KI physiologist receives the 2013 Malin and Lennart Philipson Foundation Prize
Jorge Ruas PhD, is awarded the Malin and Lennart Philipson Foundation Prize and Research Grant for his outstanding and widely cited research regarding the control of muscle cell growth. The prize is a research grant of SEK 2 million, SEK 50,000 of which constitutes a personal award.
Dr Ruas received his PhD in 2005, and currently works at Karolinska Institutet's Department of Physiology and Pharmacology, having previously been active at the Dana-Farber Cancer Institute and Harvard Medical School in the USA. His research focuses on molecular mechanisms that mediate muscle mass and function, with a particular emphasis on finding future treatments against muscle atrophy. One discovery that Dr Ruas and his US based research group have made is a previously unknown protein in mice that helps muscles grow and become stronger through strength exercise. Since this protein is also found in humans, their results open up for possible treatments that could improve the performance capacity of patients and prevent muscle atrophy as a result of, for example, cancer, prolonged hospitalisation and ageing.
The Malin and Lennart Philipson Foundation Prize and Research Grant is awarded on alternate years at Uppsala University and Karolinska Institutet. The foundation's chairperson is Malin Philipson and its scientific committee comprises Li Felländer-Tsai, professor of orthopaedics at Karolinska Institutet, and Ulf Pettersson, professor of medical genetics at Uppsala University. They are both very pleased with the choice of Dr Jorge Ruas.
"Jorge Ruas has made important scientific discoveries, demonstrated a high degree of productivity and established an independent line of research," says Professor Felländer-Tsai. "He indeed deserves this award."
About the Malin and Lennart Philipson Foundation Prize and Research Grant
In memory of Professor Lennart Philipson, the board of the Malin and Lennart Philipson Foundation awards a prize and grant for molecular biomedical research with the aim to help young, promising scientists to establish an independent research group after their postdoc training. The grant sum is SEK 1 million per year for two years, including a personal prize during the first year of SEK 50,000. Apart from the researcher's scientific merits, the award also recognises the ability as a leader to establish a strong research group.

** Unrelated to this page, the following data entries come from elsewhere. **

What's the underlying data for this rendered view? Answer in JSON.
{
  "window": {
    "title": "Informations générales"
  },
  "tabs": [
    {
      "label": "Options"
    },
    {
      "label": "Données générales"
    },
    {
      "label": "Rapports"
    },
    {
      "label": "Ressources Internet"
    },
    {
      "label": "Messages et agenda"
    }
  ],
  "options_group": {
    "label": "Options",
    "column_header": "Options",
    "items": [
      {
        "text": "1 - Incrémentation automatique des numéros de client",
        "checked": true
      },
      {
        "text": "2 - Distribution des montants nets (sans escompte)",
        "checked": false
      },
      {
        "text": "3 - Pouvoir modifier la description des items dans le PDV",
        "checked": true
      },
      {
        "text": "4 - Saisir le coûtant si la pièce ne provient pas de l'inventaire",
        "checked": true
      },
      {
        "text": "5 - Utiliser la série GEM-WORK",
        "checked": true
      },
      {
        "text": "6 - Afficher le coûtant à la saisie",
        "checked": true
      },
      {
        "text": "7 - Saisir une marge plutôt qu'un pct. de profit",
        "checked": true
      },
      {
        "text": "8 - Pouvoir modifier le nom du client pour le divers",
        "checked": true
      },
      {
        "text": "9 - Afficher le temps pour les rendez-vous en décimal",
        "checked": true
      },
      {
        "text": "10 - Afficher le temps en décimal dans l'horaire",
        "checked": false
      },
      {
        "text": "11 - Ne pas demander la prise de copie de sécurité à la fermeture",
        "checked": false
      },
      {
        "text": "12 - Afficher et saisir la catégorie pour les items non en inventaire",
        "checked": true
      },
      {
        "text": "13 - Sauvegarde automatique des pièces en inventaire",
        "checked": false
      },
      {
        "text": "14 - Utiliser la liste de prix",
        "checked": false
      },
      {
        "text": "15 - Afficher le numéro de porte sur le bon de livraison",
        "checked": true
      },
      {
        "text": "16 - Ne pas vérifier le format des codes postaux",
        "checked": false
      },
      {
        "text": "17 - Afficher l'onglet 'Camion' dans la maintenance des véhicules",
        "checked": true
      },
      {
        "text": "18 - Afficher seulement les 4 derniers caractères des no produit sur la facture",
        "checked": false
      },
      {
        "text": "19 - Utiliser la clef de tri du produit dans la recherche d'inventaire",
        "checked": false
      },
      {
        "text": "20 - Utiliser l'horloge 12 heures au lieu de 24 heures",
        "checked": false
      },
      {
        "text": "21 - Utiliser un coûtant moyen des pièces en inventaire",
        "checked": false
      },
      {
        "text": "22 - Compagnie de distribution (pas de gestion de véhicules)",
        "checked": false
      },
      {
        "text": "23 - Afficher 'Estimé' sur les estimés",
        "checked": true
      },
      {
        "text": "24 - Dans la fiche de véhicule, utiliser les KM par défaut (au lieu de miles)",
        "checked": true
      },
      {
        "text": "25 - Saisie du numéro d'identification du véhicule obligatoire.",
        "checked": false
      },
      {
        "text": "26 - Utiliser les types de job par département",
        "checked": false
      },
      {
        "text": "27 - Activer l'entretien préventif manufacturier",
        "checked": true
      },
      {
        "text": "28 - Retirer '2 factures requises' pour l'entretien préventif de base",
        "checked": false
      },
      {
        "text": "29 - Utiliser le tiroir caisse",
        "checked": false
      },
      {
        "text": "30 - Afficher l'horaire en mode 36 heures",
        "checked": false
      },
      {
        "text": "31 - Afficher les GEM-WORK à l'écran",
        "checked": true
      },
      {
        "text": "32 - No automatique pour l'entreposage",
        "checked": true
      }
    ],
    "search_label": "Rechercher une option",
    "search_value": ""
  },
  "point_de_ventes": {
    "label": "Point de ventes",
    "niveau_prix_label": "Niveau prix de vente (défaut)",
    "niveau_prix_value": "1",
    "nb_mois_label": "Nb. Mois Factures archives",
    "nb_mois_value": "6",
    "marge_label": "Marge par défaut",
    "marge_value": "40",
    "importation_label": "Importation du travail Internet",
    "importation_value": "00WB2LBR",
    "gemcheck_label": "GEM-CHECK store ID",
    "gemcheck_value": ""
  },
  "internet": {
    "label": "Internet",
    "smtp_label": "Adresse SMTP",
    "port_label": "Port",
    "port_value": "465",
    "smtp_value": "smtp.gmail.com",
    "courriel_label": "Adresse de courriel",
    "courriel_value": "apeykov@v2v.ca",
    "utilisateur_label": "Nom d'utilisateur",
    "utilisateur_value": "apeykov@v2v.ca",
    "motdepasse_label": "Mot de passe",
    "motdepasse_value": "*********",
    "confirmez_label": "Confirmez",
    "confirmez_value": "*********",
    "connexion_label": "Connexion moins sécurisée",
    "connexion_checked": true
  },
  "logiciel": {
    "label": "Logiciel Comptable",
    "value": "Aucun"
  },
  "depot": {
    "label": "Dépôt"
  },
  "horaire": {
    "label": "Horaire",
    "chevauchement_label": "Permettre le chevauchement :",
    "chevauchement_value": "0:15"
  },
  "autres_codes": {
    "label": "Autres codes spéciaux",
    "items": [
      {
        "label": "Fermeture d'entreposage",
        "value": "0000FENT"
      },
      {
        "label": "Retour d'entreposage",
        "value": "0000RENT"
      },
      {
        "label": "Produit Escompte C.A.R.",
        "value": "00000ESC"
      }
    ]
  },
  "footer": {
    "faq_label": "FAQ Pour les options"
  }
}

This year's prize is to be awarded at Karolinska Institutet's installation ceremony on 24 October.